*TASK GOAL:*
Your answer must be the full listing below, repeated exactly, with no pictures in it.

*DATA SUPPLIED:*

--- START ---

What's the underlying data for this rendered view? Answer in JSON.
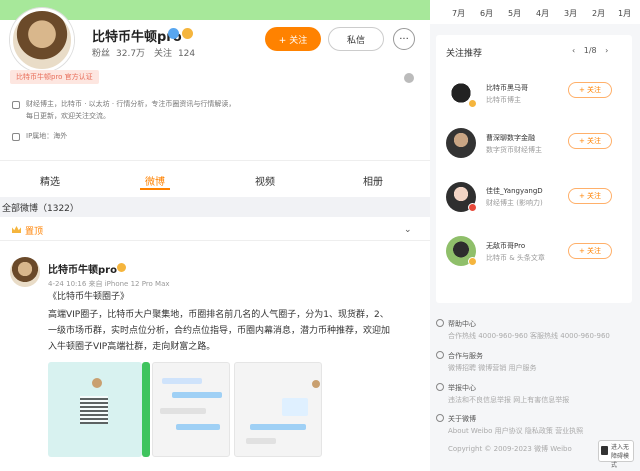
{
  "profile": {
    "name": "比特币牛顿pro",
    "stats": [
      "粉丝",
      "32.7万",
      "关注",
      "124"
    ],
    "follow_label": "+ 关注",
    "message_label": "私信",
    "more_label": "···",
    "badge_text": "比特币牛顿pro 官方认证",
    "bio_lines": [
      "财经博主，比特币 · 以太坊 · 行情分析，专注币圈资讯与行情解读，",
      "每日更新，欢迎关注交流。",
      "IP属地：海外"
    ]
  },
  "tabs": [
    "精选",
    "微博",
    "视频",
    "相册"
  ],
  "active_tab": "微博",
  "section_title": "全部微博（1322）",
  "pinned_label": "置顶",
  "post": {
    "author": "比特币牛顿pro",
    "meta": "4-24 10:16 来自 iPhone 12 Pro Max",
    "lines": [
      "《比特币牛顿圈子》",
      "高端VIP圈子，比特币大户聚集地，币圈排名前几名的人气圈子，分为1、现货群，2、",
      "一级市场币群，实时点位分析，合约点位指导，币圈内幕消息，潜力币种推荐，欢迎加",
      "入牛顿圈子VIP高端社群，走向财富之路。"
    ]
  },
  "right": {
    "top_tabs": [
      "7月",
      "6月",
      "5月",
      "4月",
      "3月",
      "2月",
      "1月"
    ],
    "rec_title": "关注推荐",
    "rec_pager": "1/8",
    "rec_follow_label": "+ 关注",
    "recommendations": [
      {
        "name": "比特币黑马哥",
        "desc": "比特币博主"
      },
      {
        "name": "曹深聊数字金融",
        "desc": "数字货币财经博主"
      },
      {
        "name": "佳佳_YangyangD",
        "desc": "财经博主 (影响力)"
      },
      {
        "name": "无敌币哥Pro",
        "desc": "比特币 & 头条文章"
      }
    ],
    "footer": [
      {
        "title": "帮助中心",
        "text": "合作热线 4000-960-960  客服热线 4000-960-960"
      },
      {
        "title": "合作与服务",
        "text": "微博招聘  微博营销  用户服务"
      },
      {
        "title": "举报中心",
        "text": "违法和不良信息举报  网上有害信息举报"
      },
      {
        "title": "关于微博",
        "text": "About Weibo  用户协议  隐私政策  营业执照"
      }
    ],
    "copyright": "Copyright © 2009-2023 微博 Weibo",
    "a11y_label": "进入无障碍模式"
  }
}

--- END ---

*TASK ANSWER:*
What's the underlying data for this rendered view? Answer in JSON.
{
  "profile": {
    "name": "比特币牛顿pro",
    "stats": [
      "粉丝",
      "32.7万",
      "关注",
      "124"
    ],
    "follow_label": "+ 关注",
    "message_label": "私信",
    "more_label": "···",
    "badge_text": "比特币牛顿pro 官方认证",
    "bio_lines": [
      "财经博主，比特币 · 以太坊 · 行情分析，专注币圈资讯与行情解读，",
      "每日更新，欢迎关注交流。",
      "IP属地：海外"
    ]
  },
  "tabs": [
    "精选",
    "微博",
    "视频",
    "相册"
  ],
  "active_tab": "微博",
  "section_title": "全部微博（1322）",
  "pinned_label": "置顶",
  "post": {
    "author": "比特币牛顿pro",
    "meta": "4-24 10:16 来自 iPhone 12 Pro Max",
    "lines": [
      "《比特币牛顿圈子》",
      "高端VIP圈子，比特币大户聚集地，币圈排名前几名的人气圈子，分为1、现货群，2、",
      "一级市场币群，实时点位分析，合约点位指导，币圈内幕消息，潜力币种推荐，欢迎加",
      "入牛顿圈子VIP高端社群，走向财富之路。"
    ]
  },
  "right": {
    "top_tabs": [
      "7月",
      "6月",
      "5月",
      "4月",
      "3月",
      "2月",
      "1月"
    ],
    "rec_title": "关注推荐",
    "rec_pager": "1/8",
    "rec_follow_label": "+ 关注",
    "recommendations": [
      {
        "name": "比特币黑马哥",
        "desc": "比特币博主"
      },
      {
        "name": "曹深聊数字金融",
        "desc": "数字货币财经博主"
      },
      {
        "name": "佳佳_YangyangD",
        "desc": "财经博主 (影响力)"
      },
      {
        "name": "无敌币哥Pro",
        "desc": "比特币 & 头条文章"
      }
    ],
    "footer": [
      {
        "title": "帮助中心",
        "text": "合作热线 4000-960-960  客服热线 4000-960-960"
      },
      {
        "title": "合作与服务",
        "text": "微博招聘  微博营销  用户服务"
      },
      {
        "title": "举报中心",
        "text": "违法和不良信息举报  网上有害信息举报"
      },
      {
        "title": "关于微博",
        "text": "About Weibo  用户协议  隐私政策  营业执照"
      }
    ],
    "copyright": "Copyright © 2009-2023 微博 Weibo",
    "a11y_label": "进入无障碍模式"
  }
}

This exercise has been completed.